### Available records:

BEGIN

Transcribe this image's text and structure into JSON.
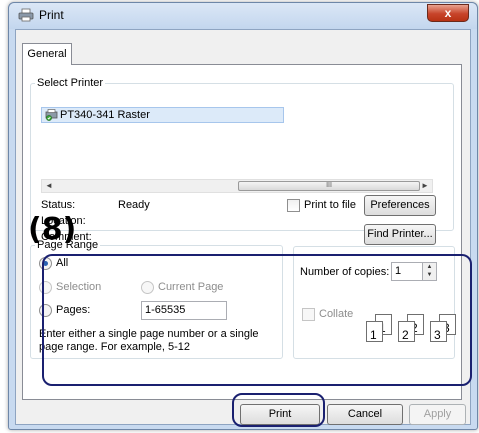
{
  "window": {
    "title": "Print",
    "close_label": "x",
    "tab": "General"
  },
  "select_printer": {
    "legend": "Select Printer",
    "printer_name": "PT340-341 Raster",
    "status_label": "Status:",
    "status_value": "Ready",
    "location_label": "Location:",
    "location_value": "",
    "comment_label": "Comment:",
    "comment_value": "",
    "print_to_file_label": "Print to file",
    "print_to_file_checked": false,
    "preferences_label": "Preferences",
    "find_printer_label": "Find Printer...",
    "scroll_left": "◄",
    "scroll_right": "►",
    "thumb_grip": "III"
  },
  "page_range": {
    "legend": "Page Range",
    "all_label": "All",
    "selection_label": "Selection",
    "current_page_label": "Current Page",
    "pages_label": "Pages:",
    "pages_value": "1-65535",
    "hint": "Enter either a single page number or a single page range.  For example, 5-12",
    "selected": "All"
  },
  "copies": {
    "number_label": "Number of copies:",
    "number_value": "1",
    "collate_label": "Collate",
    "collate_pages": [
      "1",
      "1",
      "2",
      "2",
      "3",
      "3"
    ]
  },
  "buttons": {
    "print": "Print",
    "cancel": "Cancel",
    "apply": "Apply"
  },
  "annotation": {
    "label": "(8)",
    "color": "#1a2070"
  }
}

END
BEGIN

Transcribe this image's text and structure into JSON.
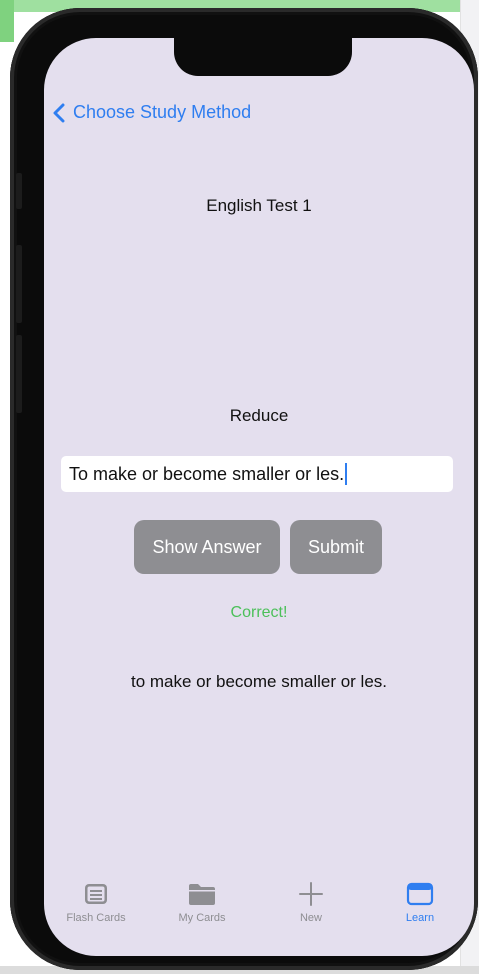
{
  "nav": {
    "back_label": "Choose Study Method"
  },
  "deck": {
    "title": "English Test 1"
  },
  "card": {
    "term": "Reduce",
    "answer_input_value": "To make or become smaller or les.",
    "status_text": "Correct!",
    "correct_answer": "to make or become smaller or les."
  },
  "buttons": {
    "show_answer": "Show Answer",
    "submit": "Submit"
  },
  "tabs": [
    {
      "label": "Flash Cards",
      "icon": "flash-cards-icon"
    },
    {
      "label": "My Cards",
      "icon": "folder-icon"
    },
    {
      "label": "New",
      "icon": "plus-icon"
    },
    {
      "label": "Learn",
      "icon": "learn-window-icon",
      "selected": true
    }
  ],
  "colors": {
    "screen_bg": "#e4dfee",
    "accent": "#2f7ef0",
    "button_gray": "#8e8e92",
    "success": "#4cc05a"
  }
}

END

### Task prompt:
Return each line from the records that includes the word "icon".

### Task solution:
      "icon": "flash-cards-icon"
      "icon": "folder-icon"
      "icon": "plus-icon"
      "icon": "learn-window-icon",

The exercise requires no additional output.